Poker is a card game where players try to make the best possible hand using a combination of cards. It is played by betting money into a central pot, which may be won or lost at the end of each round.
There are many different types of poker games and variations, but there are some basic rules that apply to most. The first step is to decide on an ante (the amount of money you want to put in before the dealer deals the cards).
Once the ante has been set, each player is dealt two cards face down and must bet accordingly. This is usually done by folding, calling or raising.
When the cards are dealt, the player who has the best hand wins the pot. This can be determined by any number of factors, such as card value and suit.
Generally, the winning hand is a combination of the highest single card and a pair of cards. Other hands can also be formed, such as straights or flushes.
It is important to understand the basics of poker before playing for real money, as some aspects of the game can be quite complicated. Taking a few lessons from a local instructor can help you become familiar with the rules of the game and ensure that you don’t make common mistakes.
Another great way to learn is to play poker at your local casino. Whether you’re a novice or a seasoned veteran, this is a great way to practice your skills and build up your confidence.

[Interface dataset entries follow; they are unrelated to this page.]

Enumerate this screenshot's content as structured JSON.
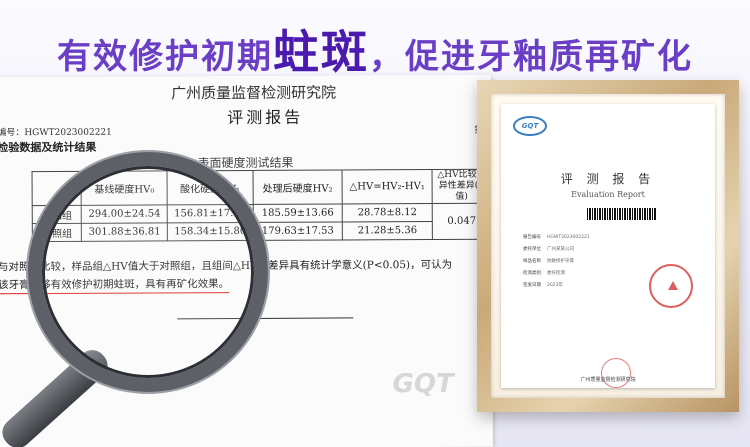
{
  "headline": {
    "pre": "有效修护初期",
    "highlight": "蛀斑",
    "post": "，促进牙釉质再矿化"
  },
  "report": {
    "institute": "广州质量监督检测研究院",
    "title": "评测报告",
    "number": "编号：HGWT2023002221",
    "page": "第",
    "section": "检验数据及统计结果",
    "table_caption": "表面硬度测试结果",
    "table_headers": [
      "",
      "基线硬度HV₀",
      "酸化硬度HV₁",
      "处理后硬度HV₂",
      "△HV=HV₂-HV₁",
      "△HV比较差异性差异(P值)"
    ],
    "table_rows": [
      [
        "样品组",
        "294.00±24.54",
        "156.81±17.67",
        "185.59±13.66",
        "28.78±8.12",
        "0.047"
      ],
      [
        "对照组",
        "301.88±36.81",
        "158.34±15.80",
        "179.63±17.53",
        "21.28±5.36",
        ""
      ]
    ],
    "conclusion_line1": "与对照组比较，样品组△HV值大于对照组，且组间△HV值差异具有统计学意义(P<0.05)，可认为",
    "conclusion_line2": "该牙膏能够有效修护初期蛀斑，具有再矿化效果。",
    "watermark": "GQT"
  },
  "certificate": {
    "logo": "GQT",
    "title": "评 测 报 告",
    "subtitle": "Evaluation Report",
    "rows": [
      {
        "label": "报告编号",
        "value": "HGWT2023002221"
      },
      {
        "label": "委托单位",
        "value": "广州某某公司"
      },
      {
        "label": "样品名称",
        "value": "抗敏修护牙膏"
      },
      {
        "label": "检测类别",
        "value": "委托检测"
      },
      {
        "label": "签发日期",
        "value": "2023年"
      }
    ],
    "footer": "广州质量监督检测研究院"
  },
  "icons": {
    "magnifier": "magnifier-icon",
    "seal": "red-seal-icon"
  }
}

There are also many online resources that will teach you how to play poker and offer you the chance to play against other players. Some of these are free, while others require a small fee. You can also find a poker school online, which can provide you with the training and resources you need to become a professional.
One of the most important things to remember is that you should always try to play aggressively, even if you feel like it might be too risky. This is especially true when you’re a beginner, as it will allow you to win more money in the long run.
However, don’t be afraid to slow down if you feel like your opponent is playing too aggressively or bluffing too much. This can give you a better opportunity to take advantage of their weaker hands.
You should also be aware of the fact that you can’t predict the outcome of a hand, so it is important to use your skill in order to determine the most profitable strategy for the situation. This can be achieved by knowing the odds of each hand and comparing them against your own experience and knowledge.
While this isn’t the most precise way to analyze a hand, it is a useful tool that can help you make decisions on the fly. It’s a good idea to keep a record of your play, so you can see how often you’re making good choices and how many times you’re losing.